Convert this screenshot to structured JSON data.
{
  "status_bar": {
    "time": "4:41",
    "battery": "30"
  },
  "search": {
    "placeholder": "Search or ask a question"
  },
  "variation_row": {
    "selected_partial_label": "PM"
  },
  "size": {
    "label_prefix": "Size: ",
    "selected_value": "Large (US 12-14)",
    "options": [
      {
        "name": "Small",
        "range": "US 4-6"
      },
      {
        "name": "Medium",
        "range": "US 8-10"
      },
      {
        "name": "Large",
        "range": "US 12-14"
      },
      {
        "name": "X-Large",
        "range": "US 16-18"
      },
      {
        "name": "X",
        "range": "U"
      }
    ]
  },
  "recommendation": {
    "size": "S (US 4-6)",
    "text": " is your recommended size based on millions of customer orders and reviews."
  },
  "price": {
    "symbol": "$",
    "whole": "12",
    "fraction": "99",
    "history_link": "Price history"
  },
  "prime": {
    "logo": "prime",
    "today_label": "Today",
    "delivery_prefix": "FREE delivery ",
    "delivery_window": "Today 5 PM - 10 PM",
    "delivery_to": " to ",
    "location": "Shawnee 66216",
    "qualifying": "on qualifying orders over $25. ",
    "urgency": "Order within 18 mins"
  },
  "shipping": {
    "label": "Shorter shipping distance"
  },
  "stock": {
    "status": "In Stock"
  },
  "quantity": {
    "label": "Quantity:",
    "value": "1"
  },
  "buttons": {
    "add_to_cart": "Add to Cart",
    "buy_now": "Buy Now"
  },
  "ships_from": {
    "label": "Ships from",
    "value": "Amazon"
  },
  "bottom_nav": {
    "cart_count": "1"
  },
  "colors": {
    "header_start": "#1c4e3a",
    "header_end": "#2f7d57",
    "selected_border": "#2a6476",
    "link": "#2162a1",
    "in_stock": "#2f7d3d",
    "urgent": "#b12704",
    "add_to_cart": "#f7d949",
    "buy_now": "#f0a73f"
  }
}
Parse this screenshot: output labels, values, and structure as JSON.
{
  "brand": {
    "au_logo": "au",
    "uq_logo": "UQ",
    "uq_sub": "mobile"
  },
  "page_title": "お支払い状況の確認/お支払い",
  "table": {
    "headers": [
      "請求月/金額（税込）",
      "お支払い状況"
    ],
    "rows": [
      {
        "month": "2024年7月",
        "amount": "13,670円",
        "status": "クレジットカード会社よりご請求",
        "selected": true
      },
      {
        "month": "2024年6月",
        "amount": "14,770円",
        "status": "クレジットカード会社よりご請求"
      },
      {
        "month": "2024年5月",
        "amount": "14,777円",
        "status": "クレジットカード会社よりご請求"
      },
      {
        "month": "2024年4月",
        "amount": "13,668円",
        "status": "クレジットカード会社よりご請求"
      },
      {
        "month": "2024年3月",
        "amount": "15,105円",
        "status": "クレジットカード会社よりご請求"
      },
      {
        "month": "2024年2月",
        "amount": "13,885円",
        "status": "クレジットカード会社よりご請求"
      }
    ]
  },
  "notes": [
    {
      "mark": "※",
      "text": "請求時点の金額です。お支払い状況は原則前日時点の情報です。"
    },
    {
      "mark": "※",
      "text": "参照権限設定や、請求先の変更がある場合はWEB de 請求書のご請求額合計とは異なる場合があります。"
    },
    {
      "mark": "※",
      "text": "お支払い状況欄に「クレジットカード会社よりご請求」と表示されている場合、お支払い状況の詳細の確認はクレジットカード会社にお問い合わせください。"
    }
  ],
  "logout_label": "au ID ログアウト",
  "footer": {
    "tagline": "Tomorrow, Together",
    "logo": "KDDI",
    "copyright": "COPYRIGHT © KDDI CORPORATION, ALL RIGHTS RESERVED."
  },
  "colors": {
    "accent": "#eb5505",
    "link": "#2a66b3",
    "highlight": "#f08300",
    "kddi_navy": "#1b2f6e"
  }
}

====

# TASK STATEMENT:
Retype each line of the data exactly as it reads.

# TASK SOLUTION:
Convert this screenshot to structured JSON data.
{
  "status_bar": {
    "time": "4:41",
    "battery": "30"
  },
  "search": {
    "placeholder": "Search or ask a question"
  },
  "variation_row": {
    "selected_partial_label": "PM"
  },
  "size": {
    "label_prefix": "Size: ",
    "selected_value": "Large (US 12-14)",
    "options": [
      {
        "name": "Small",
        "range": "US 4-6"
      },
      {
        "name": "Medium",
        "range": "US 8-10"
      },
      {
        "name": "Large",
        "range": "US 12-14"
      },
      {
        "name": "X-Large",
        "range": "US 16-18"
      },
      {
        "name": "X",
        "range": "U"
      }
    ]
  },
  "recommendation": {
    "size": "S (US 4-6)",
    "text": " is your recommended size based on millions of customer orders and reviews."
  },
  "price": {
    "symbol": "$",
    "whole": "12",
    "fraction": "99",
    "history_link": "Price history"
  },
  "prime": {
    "logo": "prime",
    "today_label": "Today",
    "delivery_prefix": "FREE delivery ",
    "delivery_window": "Today 5 PM - 10 PM",
    "delivery_to": " to ",
    "location": "Shawnee 66216",
    "qualifying": "on qualifying orders over $25. ",
    "urgency": "Order within 18 mins"
  },
  "shipping": {
    "label": "Shorter shipping distance"
  },
  "stock": {
    "status": "In Stock"
  },
  "quantity": {
    "label": "Quantity:",
    "value": "1"
  },
  "buttons": {
    "add_to_cart": "Add to Cart",
    "buy_now": "Buy Now"
  },
  "ships_from": {
    "label": "Ships from",
    "value": "Amazon"
  },
  "bottom_nav": {
    "cart_count": "1"
  },
  "colors": {
    "header_start": "#1c4e3a",
    "header_end": "#2f7d57",
    "selected_border": "#2a6476",
    "link": "#2162a1",
    "in_stock": "#2f7d3d",
    "urgent": "#b12704",
    "add_to_cart": "#f7d949",
    "buy_now": "#f0a73f"
  }
}
Parse this screenshot: output labels, values, and structure as JSON.
{
  "brand": {
    "au_logo": "au",
    "uq_logo": "UQ",
    "uq_sub": "mobile"
  },
  "page_title": "お支払い状況の確認/お支払い",
  "table": {
    "headers": [
      "請求月/金額（税込）",
      "お支払い状況"
    ],
    "rows": [
      {
        "month": "2024年7月",
        "amount": "13,670円",
        "status": "クレジットカード会社よりご請求",
        "selected": true
      },
      {
        "month": "2024年6月",
        "amount": "14,770円",
        "status": "クレジットカード会社よりご請求"
      },
      {
        "month": "2024年5月",
        "amount": "14,777円",
        "status": "クレジットカード会社よりご請求"
      },
      {
        "month": "2024年4月",
        "amount": "13,668円",
        "status": "クレジットカード会社よりご請求"
      },
      {
        "month": "2024年3月",
        "amount": "15,105円",
        "status": "クレジットカード会社よりご請求"
      },
      {
        "month": "2024年2月",
        "amount": "13,885円",
        "status": "クレジットカード会社よりご請求"
      }
    ]
  },
  "notes": [
    {
      "mark": "※",
      "text": "請求時点の金額です。お支払い状況は原則前日時点の情報です。"
    },
    {
      "mark": "※",
      "text": "参照権限設定や、請求先の変更がある場合はWEB de 請求書のご請求額合計とは異なる場合があります。"
    },
    {
      "mark": "※",
      "text": "お支払い状況欄に「クレジットカード会社よりご請求」と表示されている場合、お支払い状況の詳細の確認はクレジットカード会社にお問い合わせください。"
    }
  ],
  "logout_label": "au ID ログアウト",
  "footer": {
    "tagline": "Tomorrow, Together",
    "logo": "KDDI",
    "copyright": "COPYRIGHT © KDDI CORPORATION, ALL RIGHTS RESERVED."
  },
  "colors": {
    "accent": "#eb5505",
    "link": "#2a66b3",
    "highlight": "#f08300",
    "kddi_navy": "#1b2f6e"
  }
}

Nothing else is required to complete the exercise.